Patel, 60, has pleaded not guilty to the manslaughter of Gerry Kemps, 77, James Phillips, 46, and Mervyn Morris, 75, and causing grievous bodily harm to Ian Rodney Vowles, 62, on various dates between March 2003 and April 2005.
The jury had retired to consider their verdicts last Wednesday, after hearing the case for 14 weeks and examining evidence from over 75 witnesses, the six men and six women an ABC report said.
Prosecutors told Brisbane Supreme Court that Patel was criminally negligent when he performed two oesophagectomies and two bowel operations on four men at the Bundaberg Hospital.
Justice John Byrne reminded the jury of the Crown's case that Patel was a bad surgeon motivated by ego and suffering from a lack of insight about his limitations.
The prosecution said Patel's operations were well below the standard of a competent surgeon and Patel had ignored the hospital's limitations to care for his patients.
Justice Byrne also said Patel's lawyers had argued Patel possessed the necessary skills to operate and deal with post-operative complications.

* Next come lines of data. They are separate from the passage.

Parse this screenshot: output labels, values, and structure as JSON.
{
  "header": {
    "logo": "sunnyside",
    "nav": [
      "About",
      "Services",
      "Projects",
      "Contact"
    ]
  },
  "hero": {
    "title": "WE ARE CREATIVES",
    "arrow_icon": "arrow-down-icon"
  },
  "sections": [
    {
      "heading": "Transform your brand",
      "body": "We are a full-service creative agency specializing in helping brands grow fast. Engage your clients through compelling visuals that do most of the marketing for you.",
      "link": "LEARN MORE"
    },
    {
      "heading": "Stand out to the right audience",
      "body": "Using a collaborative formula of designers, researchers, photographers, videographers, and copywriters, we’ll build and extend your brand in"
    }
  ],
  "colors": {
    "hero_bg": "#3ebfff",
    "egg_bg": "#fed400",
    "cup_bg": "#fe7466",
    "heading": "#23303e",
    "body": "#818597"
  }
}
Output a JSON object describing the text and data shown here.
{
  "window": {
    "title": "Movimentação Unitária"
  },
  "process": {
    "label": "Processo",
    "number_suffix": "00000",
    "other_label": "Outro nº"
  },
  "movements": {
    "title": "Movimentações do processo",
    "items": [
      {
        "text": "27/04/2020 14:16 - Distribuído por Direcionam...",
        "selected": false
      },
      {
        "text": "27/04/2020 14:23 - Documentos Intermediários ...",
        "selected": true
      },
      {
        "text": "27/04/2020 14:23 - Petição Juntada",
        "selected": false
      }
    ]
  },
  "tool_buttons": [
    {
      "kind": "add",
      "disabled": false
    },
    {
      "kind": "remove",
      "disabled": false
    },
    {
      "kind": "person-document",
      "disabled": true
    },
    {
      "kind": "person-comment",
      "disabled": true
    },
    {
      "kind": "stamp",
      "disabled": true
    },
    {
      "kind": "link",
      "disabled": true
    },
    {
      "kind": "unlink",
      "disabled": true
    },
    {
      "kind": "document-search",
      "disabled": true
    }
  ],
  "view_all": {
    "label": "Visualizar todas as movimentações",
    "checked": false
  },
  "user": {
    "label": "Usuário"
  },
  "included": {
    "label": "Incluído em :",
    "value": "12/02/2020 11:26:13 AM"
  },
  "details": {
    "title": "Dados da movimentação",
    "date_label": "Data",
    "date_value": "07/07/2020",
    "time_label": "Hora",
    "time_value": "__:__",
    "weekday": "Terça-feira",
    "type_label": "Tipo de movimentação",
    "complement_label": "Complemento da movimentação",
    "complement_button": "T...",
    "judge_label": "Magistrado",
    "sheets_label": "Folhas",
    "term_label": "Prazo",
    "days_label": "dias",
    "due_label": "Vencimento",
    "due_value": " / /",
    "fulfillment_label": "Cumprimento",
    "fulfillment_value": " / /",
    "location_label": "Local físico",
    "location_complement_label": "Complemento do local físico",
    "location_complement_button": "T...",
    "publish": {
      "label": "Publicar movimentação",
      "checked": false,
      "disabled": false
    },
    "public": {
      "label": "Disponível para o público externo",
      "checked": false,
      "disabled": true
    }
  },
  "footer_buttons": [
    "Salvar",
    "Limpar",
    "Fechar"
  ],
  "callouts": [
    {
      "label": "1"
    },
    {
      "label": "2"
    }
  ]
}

He reminded the jury prosecutors of Patel ignoring surgical restrictions imposed on him by US medical authorities and launched into major operations at Bundaberg seven weeks after he arrived in 2003.